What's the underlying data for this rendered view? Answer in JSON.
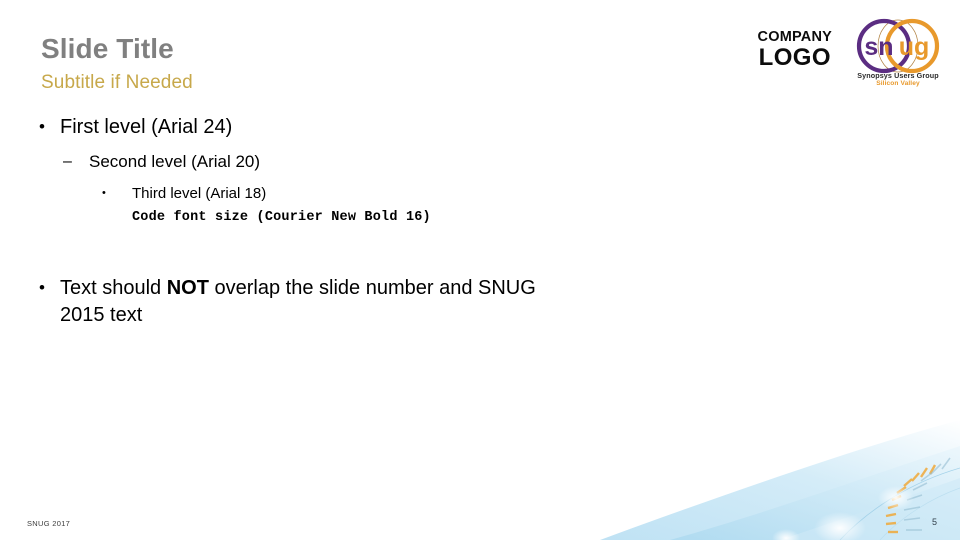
{
  "slide": {
    "title": "Slide Title",
    "subtitle": "Subtitle if Needed",
    "background_color": "#ffffff",
    "title_color": "#808080",
    "subtitle_color": "#c7a84a"
  },
  "logos": {
    "company": {
      "line1": "COMPANY",
      "line2": "LOGO"
    },
    "snug": {
      "wordmark_part1": "sn",
      "wordmark_part2": "ug",
      "tagline1": "Synopsys Users Group",
      "tagline2": "Silicon Valley",
      "purple": "#5b2d82",
      "orange": "#e8992c"
    }
  },
  "body": {
    "level1_a": "First level (Arial 24)",
    "level2": "Second level (Arial 20)",
    "level3": "Third level (Arial 18)",
    "code": "Code font size (Courier New Bold 16)",
    "level1_b_pre": "Text should ",
    "level1_b_strong": "NOT",
    "level1_b_post": " overlap the slide number and SNUG 2015 text",
    "bullet_glyph_level1": "•",
    "bullet_glyph_level2": "–",
    "bullet_glyph_level3": "•"
  },
  "footer": {
    "copyright": "SNUG 2017",
    "page_number": "5"
  }
}
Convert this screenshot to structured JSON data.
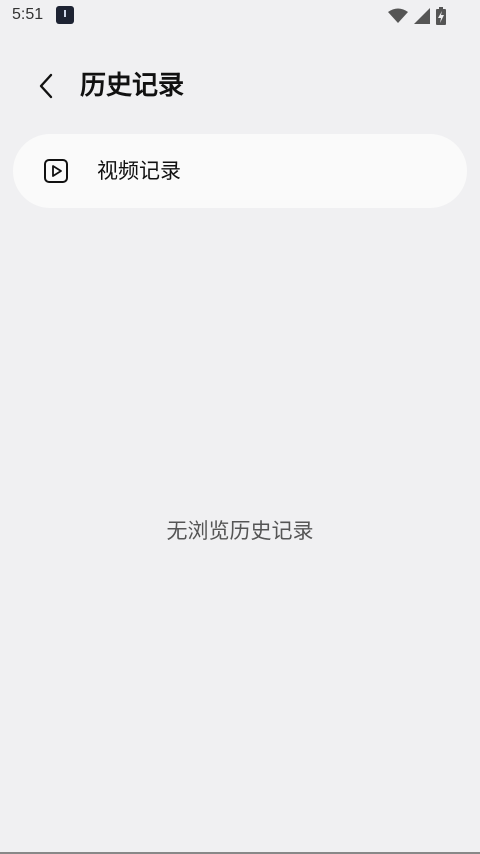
{
  "status_bar": {
    "time": "5:51"
  },
  "header": {
    "title": "历史记录"
  },
  "items": [
    {
      "label": "视频记录",
      "icon": "video-play-icon"
    }
  ],
  "empty_state": {
    "text": "无浏览历史记录"
  },
  "colors": {
    "background": "#f0f0f2",
    "card": "#fafafa",
    "text_primary": "#111111",
    "text_secondary": "#555555"
  }
}
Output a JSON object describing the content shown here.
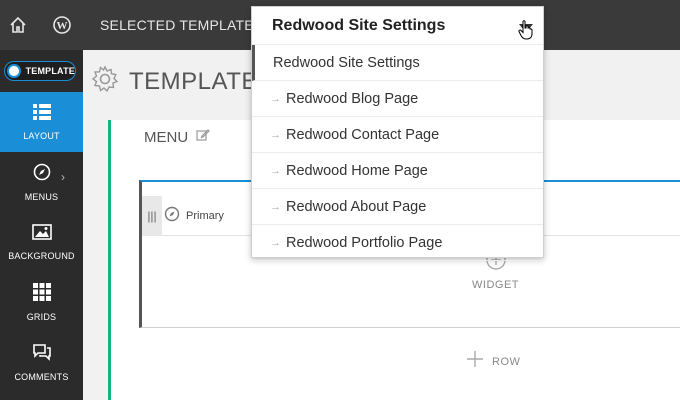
{
  "topbar": {
    "title": "SELECTED TEMPLATE"
  },
  "sidebar": {
    "toggle_label": "TEMPLATE",
    "items": [
      {
        "label": "LAYOUT",
        "icon": "layout-icon",
        "active": true
      },
      {
        "label": "MENUS",
        "icon": "compass-icon",
        "active": false
      },
      {
        "label": "BACKGROUND",
        "icon": "image-icon",
        "active": false
      },
      {
        "label": "GRIDS",
        "icon": "grid-icon",
        "active": false
      },
      {
        "label": "COMMENTS",
        "icon": "comments-icon",
        "active": false
      }
    ]
  },
  "main": {
    "template_title": "TEMPLATE",
    "menu_label": "MENU",
    "widget_name": "Primary",
    "add_widget_label": "WIDGET",
    "add_row_label": "ROW"
  },
  "dropdown": {
    "current": "Redwood Site Settings",
    "options": [
      "Redwood Site Settings",
      "Redwood Blog Page",
      "Redwood Contact Page",
      "Redwood Home Page",
      "Redwood About Page",
      "Redwood Portfolio Page"
    ]
  },
  "colors": {
    "accent": "#1a8ed6",
    "green": "#18b37a",
    "topbar": "#3a3a3a",
    "sidebar": "#2b2b2b"
  }
}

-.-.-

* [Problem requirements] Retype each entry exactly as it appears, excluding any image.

* [Finished task]
What's the underlying data for this rendered view? Answer in JSON.
{
  "slide": {
    "title": "Slide Title",
    "subtitle": "Subtitle if Needed",
    "background_color": "#ffffff",
    "title_color": "#808080",
    "subtitle_color": "#c7a84a"
  },
  "logos": {
    "company": {
      "line1": "COMPANY",
      "line2": "LOGO"
    },
    "snug": {
      "wordmark_part1": "sn",
      "wordmark_part2": "ug",
      "tagline1": "Synopsys Users Group",
      "tagline2": "Silicon Valley",
      "purple": "#5b2d82",
      "orange": "#e8992c"
    }
  },
  "body": {
    "level1_a": "First level (Arial 24)",
    "level2": "Second level (Arial 20)",
    "level3": "Third level (Arial 18)",
    "code": "Code font size (Courier New Bold 16)",
    "level1_b_pre": "Text should ",
    "level1_b_strong": "NOT",
    "level1_b_post": " overlap the slide number and SNUG 2015 text",
    "bullet_glyph_level1": "•",
    "bullet_glyph_level2": "–",
    "bullet_glyph_level3": "•"
  },
  "footer": {
    "copyright": "SNUG 2017",
    "page_number": "5"
  }
}
Convert this screenshot to structured JSON data.
{
  "status_bar": {
    "time": "5:51"
  },
  "header": {
    "title": "历史记录"
  },
  "items": [
    {
      "label": "视频记录",
      "icon": "video-play-icon"
    }
  ],
  "empty_state": {
    "text": "无浏览历史记录"
  },
  "colors": {
    "background": "#f0f0f2",
    "card": "#fafafa",
    "text_primary": "#111111",
    "text_secondary": "#555555"
  }
}
Output a JSON object describing the content shown here.
{
  "topbar": {
    "title": "SELECTED TEMPLATE"
  },
  "sidebar": {
    "toggle_label": "TEMPLATE",
    "items": [
      {
        "label": "LAYOUT",
        "icon": "layout-icon",
        "active": true
      },
      {
        "label": "MENUS",
        "icon": "compass-icon",
        "active": false
      },
      {
        "label": "BACKGROUND",
        "icon": "image-icon",
        "active": false
      },
      {
        "label": "GRIDS",
        "icon": "grid-icon",
        "active": false
      },
      {
        "label": "COMMENTS",
        "icon": "comments-icon",
        "active": false
      }
    ]
  },
  "main": {
    "template_title": "TEMPLATE",
    "menu_label": "MENU",
    "widget_name": "Primary",
    "add_widget_label": "WIDGET",
    "add_row_label": "ROW"
  },
  "dropdown": {
    "current": "Redwood Site Settings",
    "options": [
      "Redwood Site Settings",
      "Redwood Blog Page",
      "Redwood Contact Page",
      "Redwood Home Page",
      "Redwood About Page",
      "Redwood Portfolio Page"
    ]
  },
  "colors": {
    "accent": "#1a8ed6",
    "green": "#18b37a",
    "topbar": "#3a3a3a",
    "sidebar": "#2b2b2b"
  }
}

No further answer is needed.